Data items
BEGIN
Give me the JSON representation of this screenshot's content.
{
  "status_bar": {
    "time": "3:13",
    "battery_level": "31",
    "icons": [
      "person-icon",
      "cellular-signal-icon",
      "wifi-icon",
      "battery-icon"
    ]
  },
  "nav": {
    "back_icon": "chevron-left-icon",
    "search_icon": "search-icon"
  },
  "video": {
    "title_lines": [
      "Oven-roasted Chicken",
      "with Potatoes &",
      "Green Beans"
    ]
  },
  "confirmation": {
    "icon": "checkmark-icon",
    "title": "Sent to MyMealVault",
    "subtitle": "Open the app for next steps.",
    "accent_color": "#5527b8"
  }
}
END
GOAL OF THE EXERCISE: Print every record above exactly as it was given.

EXERCISE ANSWER:
Give me the JSON representation of this screenshot's content.
{
  "status_bar": {
    "time": "3:13",
    "battery_level": "31",
    "icons": [
      "person-icon",
      "cellular-signal-icon",
      "wifi-icon",
      "battery-icon"
    ]
  },
  "nav": {
    "back_icon": "chevron-left-icon",
    "search_icon": "search-icon"
  },
  "video": {
    "title_lines": [
      "Oven-roasted Chicken",
      "with Potatoes &",
      "Green Beans"
    ]
  },
  "confirmation": {
    "icon": "checkmark-icon",
    "title": "Sent to MyMealVault",
    "subtitle": "Open the app for next steps.",
    "accent_color": "#5527b8"
  }
}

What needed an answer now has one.